Some CBD products also describe themselves as including or coming from “hemp oil.” In some cases, manufacturers use that term to mean CBD oil, which is oil rich in CBD made mainly from the leaves, resin, or flowering tops of hemp plants. But “hemp oil” more often, and more properly, refers to oil made from the seeds of the plant, and contains only very small amounts of CBD, says Lanier at the Hemp Industries Association. That oil is often included in hemp-based soaps, cosmetics, and similar products.

Finding a CBD product that’s more than 0.3 percent THC could be tougher. For one thing, you’ll have to be in a state that has legalized marijuana, not just CBD. You’ll also need to go to a state-licensed dispensary to buy it and, in the 20 states that have legalized just the medical use of marijuana, you’ll also have to get a recommendation from a physician. In states that have legalized medical and recreational use—Alaska, California, Colorado, Oregon, Massachusetts, Nevada, and Washington—you don’t need to see a doctor first, but you do need to be over 21. (Maine and Vermont have legalized marijuana for recreational use but have yet to open recreational dispensaries.)

CR’s survey also provides some support for CBD’s possible health benefits. Almost three-quarters of people who took CBD said it was at least moderately effective for the main reason they took it, with 48 percent of them saying it was very or extremely effective.

But marijuana clearly poses risks, too.
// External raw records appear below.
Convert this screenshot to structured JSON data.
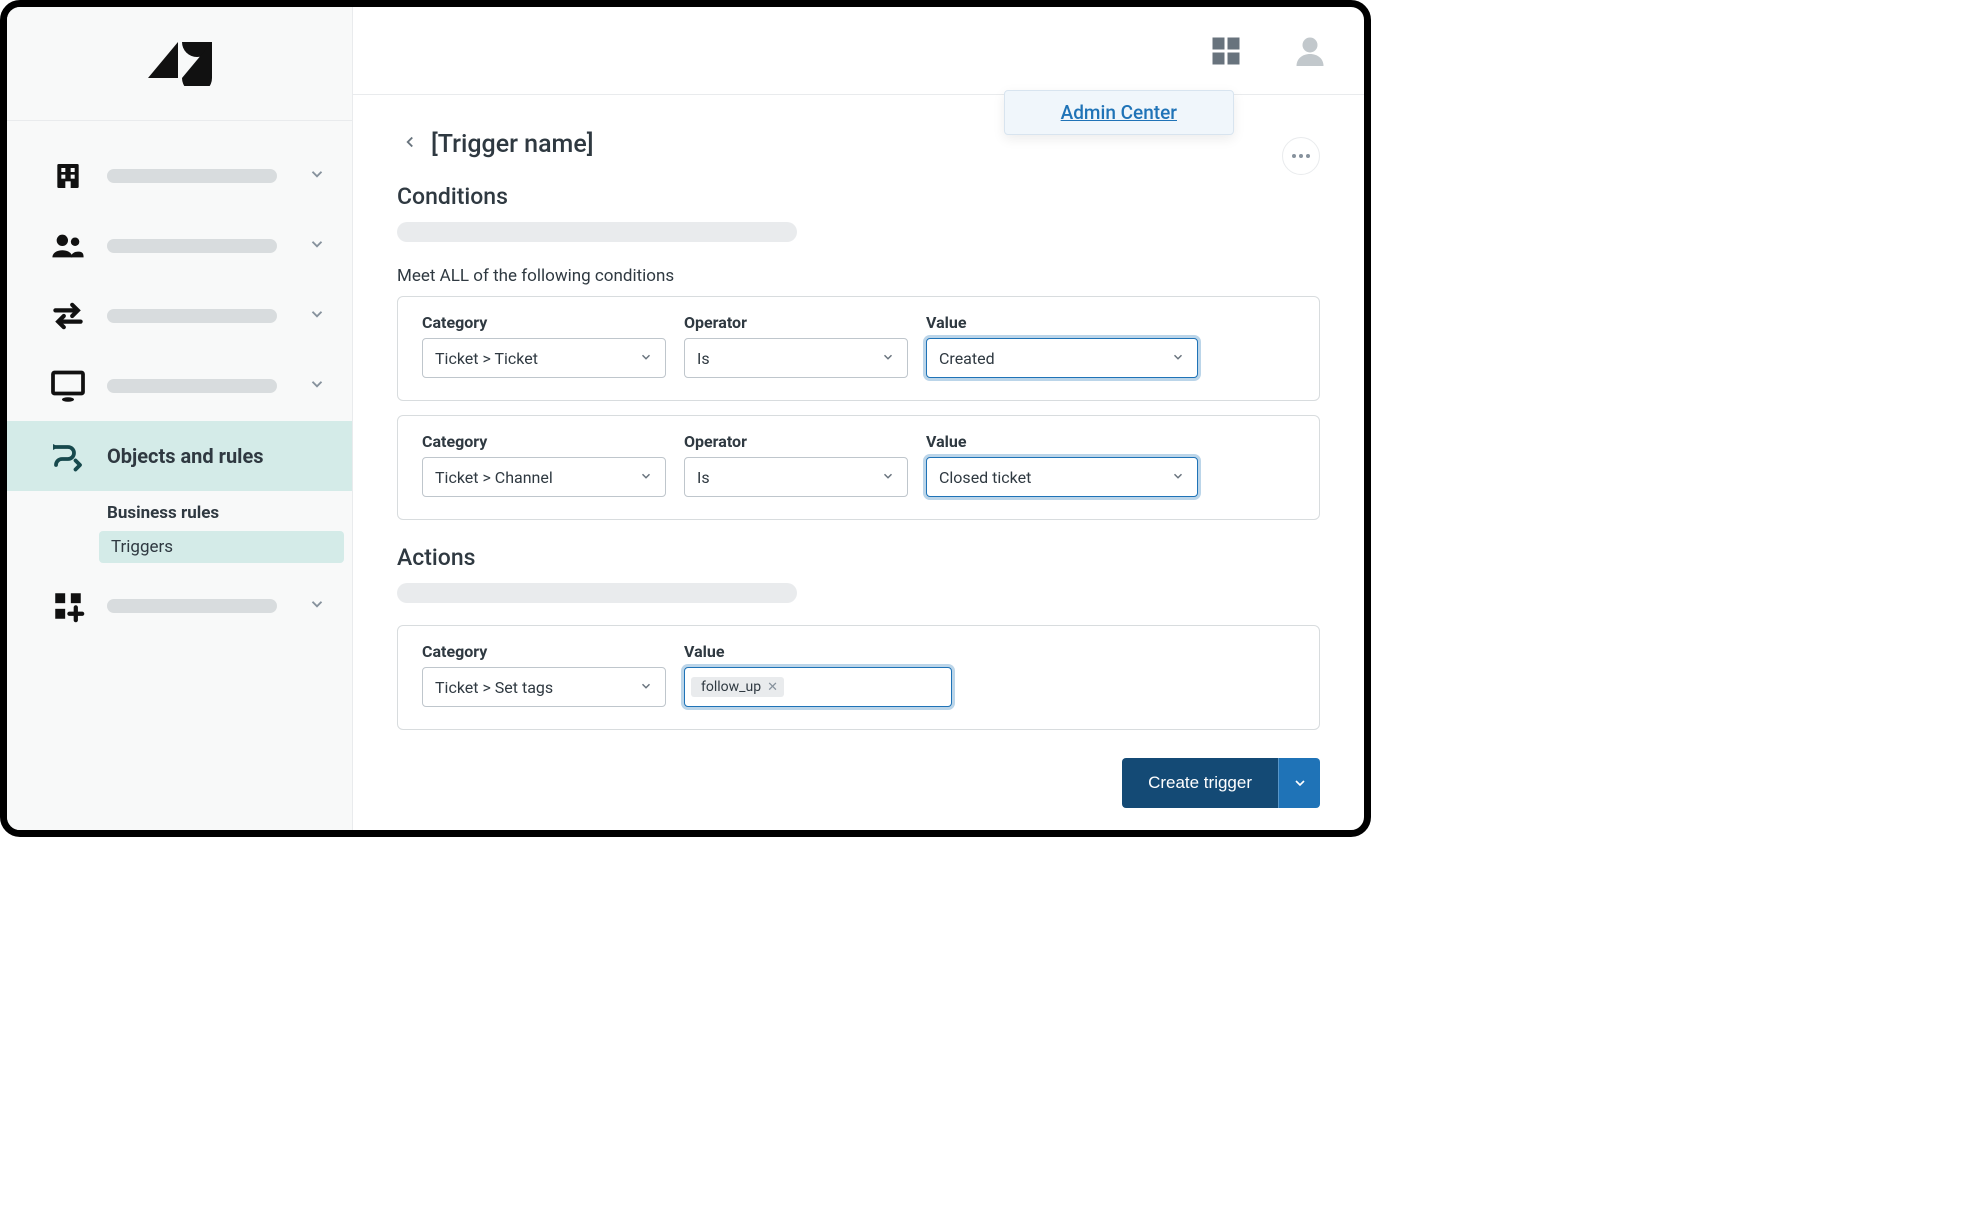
{
  "tooltip": {
    "label": "Admin Center"
  },
  "sidebar": {
    "active_label": "Objects and rules",
    "sub_heading": "Business rules",
    "sub_item": "Triggers"
  },
  "page": {
    "title": "[Trigger name]",
    "conditions_heading": "Conditions",
    "conditions_sub": "Meet ALL of the following conditions",
    "actions_heading": "Actions"
  },
  "labels": {
    "category": "Category",
    "operator": "Operator",
    "value": "Value"
  },
  "conditions": [
    {
      "category": "Ticket > Ticket",
      "operator": "Is",
      "value": "Created"
    },
    {
      "category": "Ticket > Channel",
      "operator": "Is",
      "value": "Closed ticket"
    }
  ],
  "action": {
    "category": "Ticket > Set tags",
    "tag": "follow_up"
  },
  "buttons": {
    "create": "Create trigger"
  }
}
Immediate ones include impaired mental and physical performance—which may be why its use is linked to car crashes. An October 2018 study found that in four states with legal recreational marijuana—Colorado, Oregon, Nevada, and Washington—crashes were up 6 percent compared with four neighboring states where recreational use was restricted.

CR surveyed more than one thousand CBD users nationwide to find out whether it’s changing their lives—and how

You can also purchase products in dispensaries that contain CBD extracted from marijuana. They may have more THC than would be allowed in those sold online or in retail stores but may also be more likely to contain what is claimed, and to be free of contaminants. That’s because states typically require more testing of products sold in dispensaries.

And CBD seemed to work well for some of the most common problems, including easing stress and joint pain, and improving sleep. Our survey also suggests that side effects are uncommon; almost three-quarters said they experienced no side effects.

The FDA has said that it will hold a public hearing “in the near future” on how to regulate CBD and clarify confusion over CBD’s legal and regulatory status.

Y ou’ve probably seen plenty of news about cannabidiol (CBD) and marijuana in the past couple of years. People might consider them for similar reasons, but they’re not one and the same.

CBD, a compound in marijuana and hemp, provides no “high” and is typically used for anxiety, insomnia, and joint pain. It’s legal—to one extent or another—in almost all states and found in a variety of products, including coffee, candy, oils, tinctures, vape pens, cosmetics, and even water.

More people are using these substances for problems like pain. But what does the science say?

Marijuana, which also comes in numer­ous forms, can make people high because of the delta-9 tetrahydrocannabinol (THC) it contains. (CBD may have tiny amounts.) It’s legally permitted for medical use (for problems such as migraines, chronic pain, anxiety, and post-traumatic stress disorder, according to the advocacy group NORML) in 33 states and in Washington, D.C., and for recreational use in 11 states and D.C.

The use of marijuana among those 65 or older has doubled in recent years, according to a 2020 research letter in JAMA Internal Medicine. But it’s still low, going from about 2 percent of older adults in 2015 to 4 percent in 2018.

Almost one-third of U.S. adults tried CBD in the past 24 months, according to a January 2020 nationally representative Consumer Reports survey of 1,142 people. Twenty percent of Americans 65 and older said they’d tried CBD, up from 14 percent in a January 2019 nationally representative CR survey of 4,384 U.S. adults.